The next step for the CEO was to do 360’s with the entire senior staff. Lichtenstein recommended another person within the HRBA committee – Lori Ermi of the The Ermi Group. After doing the 360’s she brought in the Group Coaching Program which has turned into a transformational program for the organization. During this period of change in the company, Keliher also brought in Karen Snyder of Concordia Consulting, another HRBA referral, who helped with employee engagement survey’s, focus group development and knowing how to close the gap on the stated outcomes.
The new programs were working great and the results were showing.
During this same period, one of their executives was in an unfortunate situation and needed a good coach. Karen Snyder introduced Jessica to Alan Dobzinski of Accountability Experts. Alan worked with the executive for six months and there was a huge transformation. As a result, Alan has stayed involved for senior leadership retreats and they have adopted his system called, “Accountability with Care” which has now become the platform by which they are revamping their entire talent management and performance management processes in the organization. “I never pretend to have all of the answers and can always learn something from those I have worked with in the past,” shares Keliher. Everything they are doing at Leadiant is new to the organization and new to Keliher. Her advice; “Get to know who the experts are, and reach out to them to build a relationship before you need them,” shared Keliher. “The HRBA network has been a great vehicle to help me reach all of our organizations’ goals.”
Tips for Networking for Success
These two examples showed how HR leaders can utilize their networks to learn and get the resources they need during challenging times of growth or change in an organization. In each situation, Jessica and Kate both took personal risk to take the path that they chose, recognizing that it could possibly not work out. But they were driven by their own personal conviction and they knew there were resources in their networks to help them.
Here are some tips from HRBA members to network for success:
- Reconnect with the HRBA – it’s a group of trusted relationships. It doesn’t matter if you have been gone for a few years or if you’ve never been to a meeting. There is never a bad time to get involved.
- Be open to what people are recommending.

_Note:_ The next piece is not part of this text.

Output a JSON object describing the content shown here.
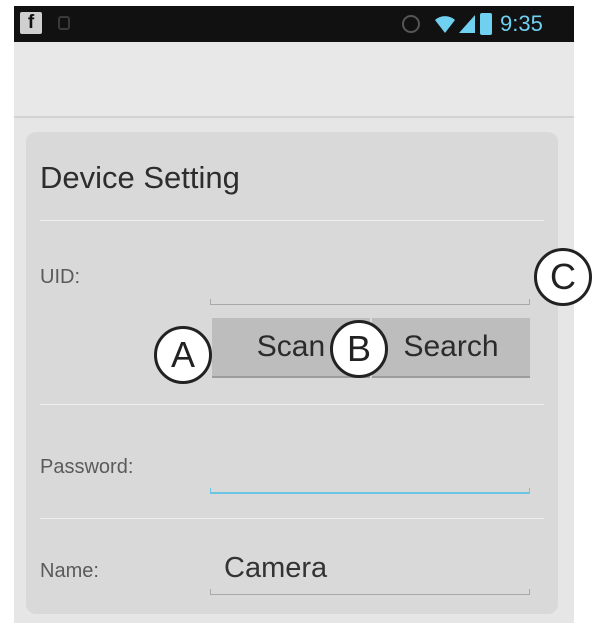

You don’t always have to use the idea, but listen and don’t be closed off from the start.
- You don’t need to always be able to give something to ask for help.
- You’re not an expert, we are all just trying to figure out the next thing.
- Learn and develop yourself – know what you know, and know what you don’t know.
- Join Boards – both charity and professional.
- Lock your calendar twice a month for networking opportunities.
- Utilize the knowledge your vendors have. One HRBA vendor shared, “It’s not about what business can you throw my way, it’s about helping. Being viewed as responsive and trusted is what is important.”
We in the HRBA hope that you take Tip #1 seriously and reconnect with us to see first hand how your network can be a powerful driver of success in your career, and for your company.
CEO, Workforce Genetics
Communications Chair, HRBA
Practice Lead, Aerotek Scientific